“He would be on the defensive if the IRS didn’t announce an extension,” said Nina Olson, executive director of the Center for Taxpayer Rights.
“The filing season was delayed at the beginning, so pushing it back to May 17 reflects that delayed start but doesn’t push it so far into the summer that the IRS just gets further and further behind in processing,” Olson said.
It is understandable that people are still struggling this year but the Treasury said earlier on Wednesday it had sent out some 90 million direct payments to Americans worth $242 billion since Friday and taxes are never pleasant. Accountants have been back at work since last spring and it takes almost no time to file an extension.
It would seem if the IRS did not want the extension, who is Congress to pressure them into it. The extension really only benefits the wealthy by postponing payment of what they owe and costs the government billions in interest on refunds.
Then again, at the rate the Biden administration and Dem lawmakers are spending money, a couple of billion is really just a rounding error.

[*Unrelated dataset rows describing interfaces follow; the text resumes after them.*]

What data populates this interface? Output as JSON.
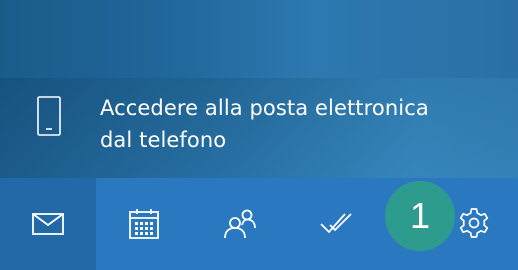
{
  "promo": {
    "icon": "mobile-phone-icon",
    "line1": "Accedere alla posta elettronica",
    "line2": "dal telefono"
  },
  "nav": {
    "items": [
      {
        "icon": "mail-icon"
      },
      {
        "icon": "calendar-icon"
      },
      {
        "icon": "people-icon"
      },
      {
        "icon": "todo-check-icon"
      },
      {
        "icon": "gear-icon"
      }
    ]
  },
  "callout": {
    "number": "1",
    "color": "#2e9b8f"
  },
  "colors": {
    "nav_background": "#2a78c0",
    "nav_selected": "#2369a8",
    "text": "#ffffff"
  }
}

Reuters contributed to this report.
ARTICLE SOURCE: thefederalistpapers.org